SOURCE DATA:
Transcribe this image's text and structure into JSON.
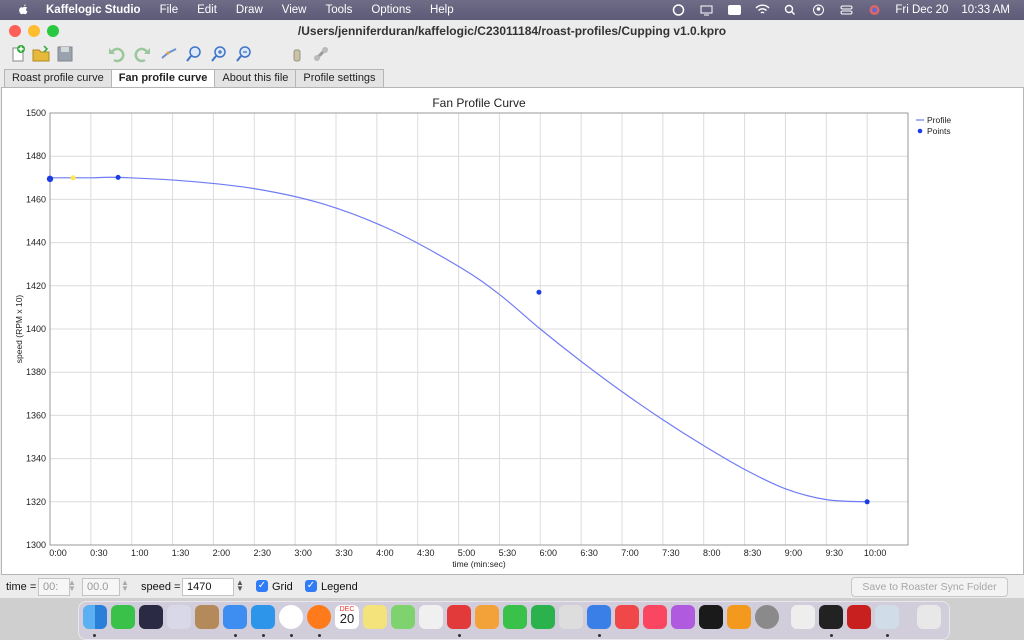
{
  "menubar": {
    "app_name": "Kaffelogic Studio",
    "items": [
      "File",
      "Edit",
      "Draw",
      "View",
      "Tools",
      "Options",
      "Help"
    ],
    "date": "Fri Dec 20",
    "time": "10:33 AM"
  },
  "window": {
    "title": "/Users/jenniferduran/kaffelogic/C23011184/roast-profiles/Cupping v1.0.kpro"
  },
  "tabs": [
    {
      "label": "Roast profile curve",
      "active": false
    },
    {
      "label": "Fan profile curve",
      "active": true
    },
    {
      "label": "About this file",
      "active": false
    },
    {
      "label": "Profile settings",
      "active": false
    }
  ],
  "chart_data": {
    "type": "line",
    "title": "Fan Profile Curve",
    "xlabel": "time (min:sec)",
    "ylabel": "speed (RPM x 10)",
    "xlim": [
      0,
      630
    ],
    "ylim": [
      1300,
      1500
    ],
    "x_ticks": [
      "0:00",
      "0:30",
      "1:00",
      "1:30",
      "2:00",
      "2:30",
      "3:00",
      "3:30",
      "4:00",
      "4:30",
      "5:00",
      "5:30",
      "6:00",
      "6:30",
      "7:00",
      "7:30",
      "8:00",
      "8:30",
      "9:00",
      "9:30",
      "10:00"
    ],
    "y_ticks": [
      1300,
      1320,
      1340,
      1360,
      1380,
      1400,
      1420,
      1440,
      1460,
      1480,
      1500
    ],
    "grid": true,
    "legend": "top-right",
    "series": [
      {
        "name": "Profile",
        "type": "line",
        "color": "#6f7cf5",
        "x": [
          0,
          30,
          50,
          100,
          150,
          200,
          250,
          300,
          330,
          360,
          390,
          420,
          450,
          480,
          510,
          540,
          570,
          600
        ],
        "y": [
          1470,
          1470,
          1470.2,
          1468.5,
          1465,
          1458,
          1446,
          1429,
          1416,
          1400,
          1385,
          1371,
          1358,
          1346,
          1335,
          1326,
          1321,
          1320
        ]
      },
      {
        "name": "Points",
        "type": "scatter",
        "color": "#1a3de6",
        "x": [
          0,
          50,
          359,
          600
        ],
        "y": [
          1469.5,
          1470.2,
          1417,
          1320
        ]
      }
    ],
    "highlight_point": {
      "x": 17,
      "y": 1470,
      "color": "#ffe84a"
    }
  },
  "status": {
    "time_label": "time =",
    "time_value": "00:",
    "time_fraction": "00.0",
    "speed_label": "speed =",
    "speed_value": "1470",
    "grid_label": "Grid",
    "legend_label": "Legend",
    "sync_button": "Save to Roaster Sync Folder"
  },
  "dock": {
    "calendar_month": "DEC",
    "calendar_day": "20"
  }
}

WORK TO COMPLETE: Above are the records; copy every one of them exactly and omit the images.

OUTPUT BELOW:
Transcribe this image's text and structure into JSON.
{
  "menubar": {
    "app_name": "Kaffelogic Studio",
    "items": [
      "File",
      "Edit",
      "Draw",
      "View",
      "Tools",
      "Options",
      "Help"
    ],
    "date": "Fri Dec 20",
    "time": "10:33 AM"
  },
  "window": {
    "title": "/Users/jenniferduran/kaffelogic/C23011184/roast-profiles/Cupping v1.0.kpro"
  },
  "tabs": [
    {
      "label": "Roast profile curve",
      "active": false
    },
    {
      "label": "Fan profile curve",
      "active": true
    },
    {
      "label": "About this file",
      "active": false
    },
    {
      "label": "Profile settings",
      "active": false
    }
  ],
  "chart_data": {
    "type": "line",
    "title": "Fan Profile Curve",
    "xlabel": "time (min:sec)",
    "ylabel": "speed (RPM x 10)",
    "xlim": [
      0,
      630
    ],
    "ylim": [
      1300,
      1500
    ],
    "x_ticks": [
      "0:00",
      "0:30",
      "1:00",
      "1:30",
      "2:00",
      "2:30",
      "3:00",
      "3:30",
      "4:00",
      "4:30",
      "5:00",
      "5:30",
      "6:00",
      "6:30",
      "7:00",
      "7:30",
      "8:00",
      "8:30",
      "9:00",
      "9:30",
      "10:00"
    ],
    "y_ticks": [
      1300,
      1320,
      1340,
      1360,
      1380,
      1400,
      1420,
      1440,
      1460,
      1480,
      1500
    ],
    "grid": true,
    "legend": "top-right",
    "series": [
      {
        "name": "Profile",
        "type": "line",
        "color": "#6f7cf5",
        "x": [
          0,
          30,
          50,
          100,
          150,
          200,
          250,
          300,
          330,
          360,
          390,
          420,
          450,
          480,
          510,
          540,
          570,
          600
        ],
        "y": [
          1470,
          1470,
          1470.2,
          1468.5,
          1465,
          1458,
          1446,
          1429,
          1416,
          1400,
          1385,
          1371,
          1358,
          1346,
          1335,
          1326,
          1321,
          1320
        ]
      },
      {
        "name": "Points",
        "type": "scatter",
        "color": "#1a3de6",
        "x": [
          0,
          50,
          359,
          600
        ],
        "y": [
          1469.5,
          1470.2,
          1417,
          1320
        ]
      }
    ],
    "highlight_point": {
      "x": 17,
      "y": 1470,
      "color": "#ffe84a"
    }
  },
  "status": {
    "time_label": "time =",
    "time_value": "00:",
    "time_fraction": "00.0",
    "speed_label": "speed =",
    "speed_value": "1470",
    "grid_label": "Grid",
    "legend_label": "Legend",
    "sync_button": "Save to Roaster Sync Folder"
  },
  "dock": {
    "calendar_month": "DEC",
    "calendar_day": "20"
  }
}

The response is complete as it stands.